▸ **Work instruction**
Reproduce the records that follow without alteration, apart from removing the pictures.

▸ **Data**
§

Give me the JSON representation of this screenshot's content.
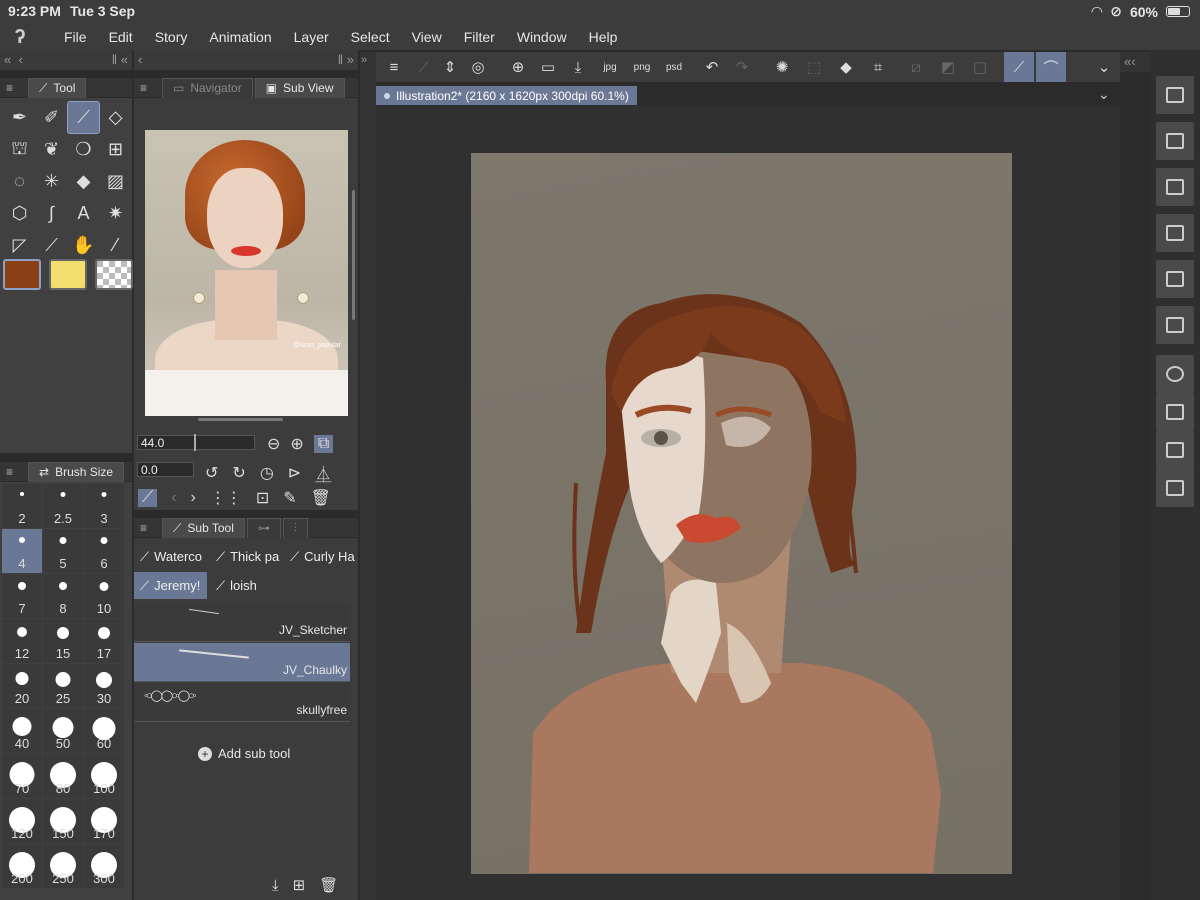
{
  "status": {
    "time": "9:23 PM",
    "date": "Tue 3 Sep",
    "battery": "60%",
    "battery_level": 0.6
  },
  "menu": [
    "File",
    "Edit",
    "Story",
    "Animation",
    "Layer",
    "Select",
    "View",
    "Filter",
    "Window",
    "Help"
  ],
  "tool_panel": {
    "tab": "Tool",
    "tools": [
      "pen-icon",
      "marker-icon",
      "brush-icon",
      "eraser-icon",
      "fill-blend-icon",
      "decoration-icon",
      "blend-icon",
      "grid-icon",
      "lasso-icon",
      "magic-wand-icon",
      "fill-icon",
      "gradient-icon",
      "3d-object-icon",
      "curve-icon",
      "text-icon",
      "burst-icon",
      "ruler-icon",
      "correction-icon",
      "hand-icon",
      "eyedropper-icon"
    ],
    "colors": {
      "main": "#8a3f14",
      "sub": "#f2dd6e"
    }
  },
  "brush_size": {
    "tab": "Brush Size",
    "sizes": [
      "2",
      "2.5",
      "3",
      "4",
      "5",
      "6",
      "7",
      "8",
      "10",
      "12",
      "15",
      "17",
      "20",
      "25",
      "30",
      "40",
      "50",
      "60",
      "70",
      "80",
      "100",
      "120",
      "150",
      "170",
      "200",
      "250",
      "300"
    ],
    "selected": "4"
  },
  "sub_view": {
    "tabs": [
      "Navigator",
      "Sub View"
    ],
    "watermark": "@urso_popular",
    "size_value": "44.0",
    "angle_value": "0.0"
  },
  "sub_tool": {
    "tab": "Sub Tool",
    "groups": [
      "Waterco",
      "Thick pa",
      "Curly Ha",
      "Jeremy!",
      "loish"
    ],
    "selected_group": "Jeremy!",
    "brushes": [
      "JV_Sketcher",
      "JV_Chaulky",
      "skullyfree"
    ],
    "selected_brush": "JV_Chaulky",
    "add_label": "Add sub tool"
  },
  "document": {
    "title": "Illustration2* (2160 x 1620px 300dpi 60.1%)"
  }
}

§

▸ **Answer to this exercise**
Give me the JSON representation of this screenshot's content.
{
  "status": {
    "time": "9:23 PM",
    "date": "Tue 3 Sep",
    "battery": "60%",
    "battery_level": 0.6
  },
  "menu": [
    "File",
    "Edit",
    "Story",
    "Animation",
    "Layer",
    "Select",
    "View",
    "Filter",
    "Window",
    "Help"
  ],
  "tool_panel": {
    "tab": "Tool",
    "tools": [
      "pen-icon",
      "marker-icon",
      "brush-icon",
      "eraser-icon",
      "fill-blend-icon",
      "decoration-icon",
      "blend-icon",
      "grid-icon",
      "lasso-icon",
      "magic-wand-icon",
      "fill-icon",
      "gradient-icon",
      "3d-object-icon",
      "curve-icon",
      "text-icon",
      "burst-icon",
      "ruler-icon",
      "correction-icon",
      "hand-icon",
      "eyedropper-icon"
    ],
    "colors": {
      "main": "#8a3f14",
      "sub": "#f2dd6e"
    }
  },
  "brush_size": {
    "tab": "Brush Size",
    "sizes": [
      "2",
      "2.5",
      "3",
      "4",
      "5",
      "6",
      "7",
      "8",
      "10",
      "12",
      "15",
      "17",
      "20",
      "25",
      "30",
      "40",
      "50",
      "60",
      "70",
      "80",
      "100",
      "120",
      "150",
      "170",
      "200",
      "250",
      "300"
    ],
    "selected": "4"
  },
  "sub_view": {
    "tabs": [
      "Navigator",
      "Sub View"
    ],
    "watermark": "@urso_popular",
    "size_value": "44.0",
    "angle_value": "0.0"
  },
  "sub_tool": {
    "tab": "Sub Tool",
    "groups": [
      "Waterco",
      "Thick pa",
      "Curly Ha",
      "Jeremy!",
      "loish"
    ],
    "selected_group": "Jeremy!",
    "brushes": [
      "JV_Sketcher",
      "JV_Chaulky",
      "skullyfree"
    ],
    "selected_brush": "JV_Chaulky",
    "add_label": "Add sub tool"
  },
  "document": {
    "title": "Illustration2* (2160 x 1620px 300dpi 60.1%)"
  }
}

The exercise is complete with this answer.